A crucial step in driving alignment with strategy after the strategy itself has been established is to capture the activities (projects, initiatives, call them what you will) that are already underway. A matrix of the strategic initiatives against the strategic objectives almost always reveals opportunities to improve alignment; initiatives that don’t map well to objectives, objectives with no initiatives, and in some cases, objectives with too many initiatives.


11 September 2009 • 7:00 am

Blockbuster and Hollywood Threatened by Redbox

A Redbox kiosk outside a Walgreens. Peter Wynn Thompson for the New York Times

A Redbox kiosk outside a Walgreens. Peter Wynn Thompson for the New York Times

According to an article earlier this week in the New York Times, there will be 22,000 Redbox automated vending kiosks renting DVDs for a dollar a day by December. In the already crowded market for video rentals, Redbox and similar firms are occupying a niche between Blockbuster’s retails stores and Netflix’s rent-by-mail and nascent online streaming services.

With self-service machines, overhead is quite low. Not only do such retail stores as Walgreens, Wal-Mart, and McDonald’s welcome the foot traffic that the kiosks bring, but some are even subsidizing rentals – the article reports that Walgreens has discounts that essentially make the rentals free. So the business model combines the low overhead of Netflix (with no retail stores) with the convenience and spontaneity of any-time impulse rentals (sort of like Blockbuster). And Redbox supports the kiosks with a simple web site that enables its customers to locate machines, view the surprisingly extensive (yet limited) inventory of titles in each machine, and reserve movies online. Very low cost rentals, web-enabled browsing, same day rentals, convenient locations (movies can be returned at any kiosk, not just the one at which it was rented), in short, yet another new value proposition for video rentals.


10 September 2009 • 7:00 am

Best Practice in Best Practice?

U.S. President Barack Obama delivers his speech on healthcare. REUTERS/Jason Reed

U.S. President Barack Obama delivers his speech on healthcare. REUTERS/Jason Reed

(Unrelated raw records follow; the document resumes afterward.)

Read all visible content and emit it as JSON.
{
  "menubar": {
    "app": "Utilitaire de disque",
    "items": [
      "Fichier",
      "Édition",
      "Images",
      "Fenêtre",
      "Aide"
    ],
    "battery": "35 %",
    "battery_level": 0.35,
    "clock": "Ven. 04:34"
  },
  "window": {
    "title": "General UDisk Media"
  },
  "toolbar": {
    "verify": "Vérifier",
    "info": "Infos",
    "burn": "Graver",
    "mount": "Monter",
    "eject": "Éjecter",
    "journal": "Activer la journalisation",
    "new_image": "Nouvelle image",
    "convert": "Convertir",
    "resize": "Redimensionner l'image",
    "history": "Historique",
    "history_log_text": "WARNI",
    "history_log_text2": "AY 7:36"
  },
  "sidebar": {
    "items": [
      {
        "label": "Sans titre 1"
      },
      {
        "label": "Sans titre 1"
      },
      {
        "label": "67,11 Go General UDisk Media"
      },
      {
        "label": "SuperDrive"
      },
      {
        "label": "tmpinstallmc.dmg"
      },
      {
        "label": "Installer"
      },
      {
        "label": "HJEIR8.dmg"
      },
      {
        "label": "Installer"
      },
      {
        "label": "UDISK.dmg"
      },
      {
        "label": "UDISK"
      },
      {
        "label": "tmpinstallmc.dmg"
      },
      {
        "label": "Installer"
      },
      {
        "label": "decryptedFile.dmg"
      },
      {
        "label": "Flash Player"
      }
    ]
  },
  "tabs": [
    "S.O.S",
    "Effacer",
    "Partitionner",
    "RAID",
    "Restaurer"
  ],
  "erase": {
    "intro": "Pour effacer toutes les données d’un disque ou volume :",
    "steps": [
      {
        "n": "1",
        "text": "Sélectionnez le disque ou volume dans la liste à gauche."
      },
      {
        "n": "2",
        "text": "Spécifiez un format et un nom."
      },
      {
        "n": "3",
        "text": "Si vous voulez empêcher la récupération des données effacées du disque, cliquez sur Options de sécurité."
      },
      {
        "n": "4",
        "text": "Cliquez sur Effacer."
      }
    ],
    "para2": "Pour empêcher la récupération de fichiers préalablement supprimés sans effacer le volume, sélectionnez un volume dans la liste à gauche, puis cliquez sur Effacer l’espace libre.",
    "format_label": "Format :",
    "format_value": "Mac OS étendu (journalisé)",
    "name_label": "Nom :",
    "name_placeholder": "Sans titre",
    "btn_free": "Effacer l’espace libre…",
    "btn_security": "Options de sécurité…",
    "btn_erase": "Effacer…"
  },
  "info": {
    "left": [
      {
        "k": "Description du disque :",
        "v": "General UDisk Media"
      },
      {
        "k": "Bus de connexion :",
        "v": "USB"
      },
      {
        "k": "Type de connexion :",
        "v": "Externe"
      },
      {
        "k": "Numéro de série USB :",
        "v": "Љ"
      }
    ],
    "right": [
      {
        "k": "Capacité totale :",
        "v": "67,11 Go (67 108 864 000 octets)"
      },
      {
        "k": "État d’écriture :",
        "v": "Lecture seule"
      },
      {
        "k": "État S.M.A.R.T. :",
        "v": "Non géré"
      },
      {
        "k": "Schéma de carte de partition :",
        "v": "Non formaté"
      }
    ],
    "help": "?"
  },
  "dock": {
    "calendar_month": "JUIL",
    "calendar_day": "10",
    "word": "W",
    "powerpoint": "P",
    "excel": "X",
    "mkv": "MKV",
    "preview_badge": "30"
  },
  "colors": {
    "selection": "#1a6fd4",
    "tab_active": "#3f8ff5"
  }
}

U.S. President Barack Obama gave his highly-anticipated speech on health care reform to a joint session of the U.S. Congress and a national TV audience yesterday evening. For those outside of the U.S., speeches to both houses of Congress are relatively rare (except for an annual ‘state of the union’ address), and this speech marked a crucial point in the intense health care reform debate that has been raging here for the past several months. I am sure that several other bloggers have already or will shortly provide their take on the speech itself, so I will spare you my own interpretation. But Obama used the ‘best practice’ term to describe a couple of U.S. regions in which per-capita health care costs are both significantly lower than average, while quality of care and outcomes are better than average (a theme in a New Yorker article I reviewed over the summer), in his desire to improve the cost and quality of health care across the country.